So my nurses and doctors are busy. What could my Hospital Buddy really do for me? Do they really need to be there at all times?
Your Hospital Buddy can remind your doctor that the last time you had a fever and started seeing pink elephants, you had a urinary tract infection. Or your buddy can point out to your nurse that normally you are quite sweet, and the fact that you are cursing at the nursing staff is a severe, sudden personality change, for which you should be medically evaluated.
Doctors arrive in patients’ rooms at random times. Your Hospital Buddy will be able to take notes for you while you are napping or sedated – just make sure to scribble a permission-to-talk note for the doctor, so that your doc can speak to your buddy and fill him or her in on what’s happening. As you write down your daily list of questions for your doctors, you can decrease the stress of worrying about missing your doctors’ visits when you know that someone you trust has that list and will ask and record the answers for you. You can nap, when necessary, with peace of mind.

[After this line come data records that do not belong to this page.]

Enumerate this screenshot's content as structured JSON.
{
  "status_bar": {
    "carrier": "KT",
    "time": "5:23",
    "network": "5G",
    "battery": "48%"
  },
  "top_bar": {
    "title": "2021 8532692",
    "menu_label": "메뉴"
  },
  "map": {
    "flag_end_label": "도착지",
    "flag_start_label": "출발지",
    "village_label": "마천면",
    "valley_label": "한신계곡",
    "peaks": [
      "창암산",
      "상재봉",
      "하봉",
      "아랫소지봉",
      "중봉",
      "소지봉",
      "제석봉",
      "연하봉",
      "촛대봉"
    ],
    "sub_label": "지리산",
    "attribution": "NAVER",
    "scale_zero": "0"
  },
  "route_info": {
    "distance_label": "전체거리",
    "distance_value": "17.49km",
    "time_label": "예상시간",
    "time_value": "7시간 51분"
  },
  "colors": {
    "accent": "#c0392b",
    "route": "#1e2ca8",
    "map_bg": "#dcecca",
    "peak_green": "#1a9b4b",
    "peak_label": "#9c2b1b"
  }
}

What about at night? Again, it is always safest to have someone with you. Your companion is there in case of emergency. Occasionally there may be an instance when someone remains in the hospital simply because they are awaiting a procedure that has been scheduled, or are finishing a course of intravenous antibiotics, but otherwise are rock-stable, and then it may be reasonable not to have someone stay overnight with him. However, when things are rocky, it is still preferable to try to have a companion.